When companies report earnings, expectations mean everything. In the case of home improvement retailer Home Depot (NYSE: HD), expectations must not have been too high. The company beat on its EPS estimates with actual earnings of $3.17 versus estimates of $3.08. While that is good news, the company missed on its revenue estimate and it issued a lower revenue forecast for 2019 as a whole. Normally, beating EPS estimates by a small margin, missing on revenue estimates and issuing a more cautious outlook would send a stock down. But that wasn’t the case for Home Depot on Tuesday. The stock gained 4.65% on the day while the overall market was lower.
From a fundamental perspective, Home Depot has been pretty solid over the last few years. The company has been able to grow earnings at a rate of 22% per year over the last three years. The profit margin is also solid at 13.7%. The operating margin is at 14.59% and return on assets is at 20.36%. The return on equity wasn’t available at the time of this writing due to the recent earnings report.
One of the things that helped Home Depot move higher was a share buyback program that reduced the number of shares outstanding dramatically.
The Tickeron SMR rating for this company is 2, indicating very strong sales and a profitable business model. SMR (Sales, Margin, Return on Equity) rating is based on comparative analysis of weighted Sales, Income Margin and Return on Equity values compared against S&P 500 index constituents.
The Tickeron Valuation Rating of 5 indicates that the company is seriously undervalued in the industry. A rating of 1 points to the most undervalued stocks, while a rating of 100 points to the most overvalued stocks. This rating compares market capitalization estimated by our proprietary formula with the current market capitalization. The stock’s price-to-book ratio is below average for the industry and its P/E ratio is also below average.
The Tickeron Profit vs. Risk rating for this company is 17, indicating a low risk on high returns. The average Profit vs. Risk rating for the industry is 62, placing this stock better than average.
The chart for Home Depot shows the stock trending higher within a trend channel over the last eight months. The upper rail connects the highs from November and April. The lower rail connects the lows from December, May, and now August.
The daily stochastic readings were in oversold territory just ahead of the earnings report and turned sharply higher after the report.
The weekly chart shows that the stock is approaching an all-time high while the overbought/oversold indicators are not yet in overbought territory, but are closing in on those levels.
Sentiment toward Home Depot is a little more bearish than the average stock. There are 32 analysts following the stock with 20 “buy” ratings, 11 “hold” ratings, and one “sell” rating. This puts the overall buy percentage at 62.5% and that is slightly below the average range of 65% to 75%.

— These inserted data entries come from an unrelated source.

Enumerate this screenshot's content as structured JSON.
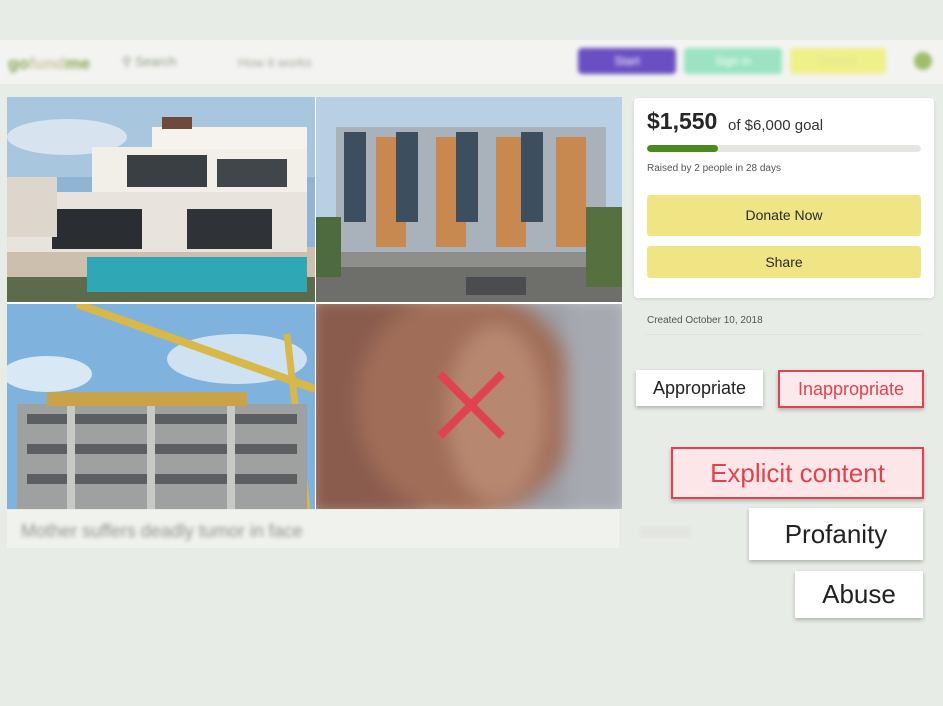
{
  "nav": {
    "logo_part1": "go",
    "logo_part2": "fund",
    "logo_part3": "me",
    "search_label": "Search",
    "link_label": "How it works",
    "btn_primary": "Start",
    "btn_secondary": "Sign in",
    "btn_tertiary": "Donate"
  },
  "campaign": {
    "headline": "Mother suffers deadly tumor in face",
    "amount": "$1,550",
    "goal_text": "of $6,000 goal",
    "progress_fraction": 0.26,
    "progress_color": "#4b8a1f",
    "raised_text": "Raised by 2 people in 28 days",
    "donate_label": "Donate Now",
    "share_label": "Share",
    "created_text": "Created October 10, 2018"
  },
  "gallery": {
    "tiles": [
      "modern-villa-photo",
      "townhouses-photo",
      "construction-site-photo",
      "blurred-skin-photo"
    ],
    "flag_icon": "red-x-icon",
    "flag_color": "#e0434f"
  },
  "moderation": {
    "appropriate": "Appropriate",
    "inappropriate": "Inappropriate",
    "explicit": "Explicit content",
    "profanity": "Profanity",
    "abuse": "Abuse",
    "highlight_color": "#e0434f"
  }
}
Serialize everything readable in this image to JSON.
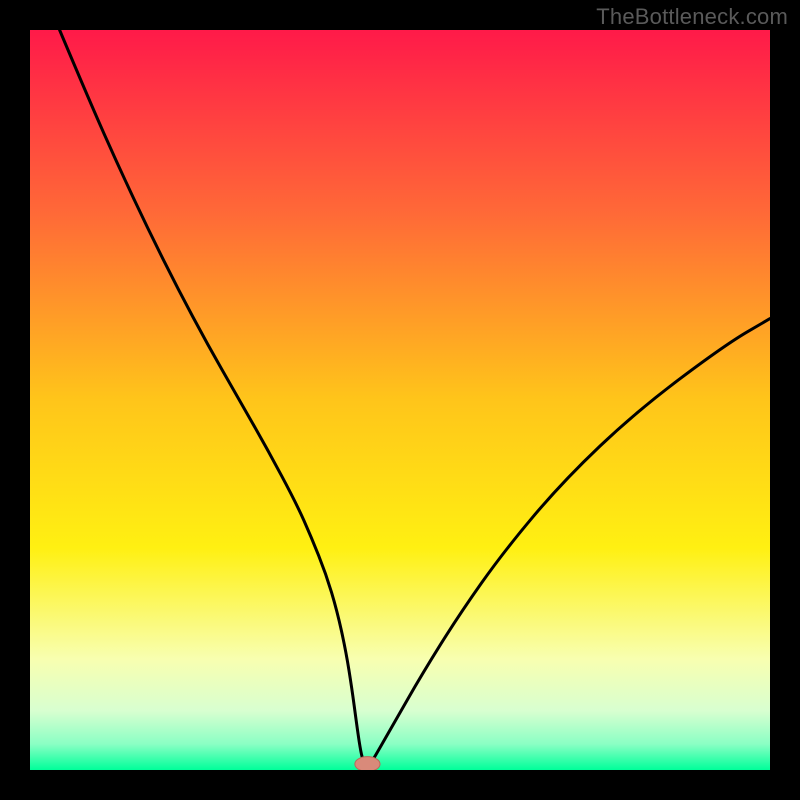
{
  "watermark": "TheBottleneck.com",
  "chart_data": {
    "type": "line",
    "title": "",
    "xlabel": "",
    "ylabel": "",
    "xlim": [
      0,
      100
    ],
    "ylim": [
      0,
      100
    ],
    "axes_visible": false,
    "grid": false,
    "background_gradient": {
      "stops": [
        {
          "offset": 0.0,
          "color": "#ff1a49"
        },
        {
          "offset": 0.25,
          "color": "#ff6a37"
        },
        {
          "offset": 0.5,
          "color": "#ffc51a"
        },
        {
          "offset": 0.7,
          "color": "#fff012"
        },
        {
          "offset": 0.85,
          "color": "#f8ffb0"
        },
        {
          "offset": 0.92,
          "color": "#d8ffd0"
        },
        {
          "offset": 0.965,
          "color": "#8affc4"
        },
        {
          "offset": 1.0,
          "color": "#00ff9a"
        }
      ]
    },
    "frame": {
      "color": "#000000",
      "thickness_px": 30
    },
    "curve": {
      "color": "#000000",
      "thickness_px": 3,
      "x": [
        4,
        8,
        12,
        16,
        20,
        24,
        28,
        32,
        36,
        38,
        40,
        41.5,
        42.7,
        43.5,
        44.1,
        44.6,
        45,
        45.5,
        46,
        47,
        49,
        53,
        58,
        64,
        72,
        82,
        94,
        100
      ],
      "y": [
        100,
        90.5,
        81.5,
        73,
        65,
        57.5,
        50.5,
        43.5,
        36,
        31.5,
        26.5,
        21.5,
        16,
        11,
        6.5,
        3,
        1.2,
        0.5,
        0.8,
        2.5,
        6,
        13,
        21,
        29.5,
        39,
        48.5,
        57.5,
        61
      ]
    },
    "marker": {
      "x": 45.6,
      "y": 0.8,
      "rx": 1.7,
      "ry": 1.0,
      "fill": "#d98a7a",
      "stroke": "#b86a5a"
    }
  }
}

The short interest ratio is currently at 3.54 and is also slightly above average. The total number of shares sold short had been creeping up ahead of the earnings report and that is an indication of increasing pessimism.
The overall picture for Home Depot is rather positive with the solid fundamentals, the solid upward trend in the price, and the slightly more pessimistic sentiment toward the stock. Of course the lowered forecast is a bit of a concern and the company cited the tariffs on Chinese goods as part of the issue. The company also cited falling lumber prices for the lowered sales forecast.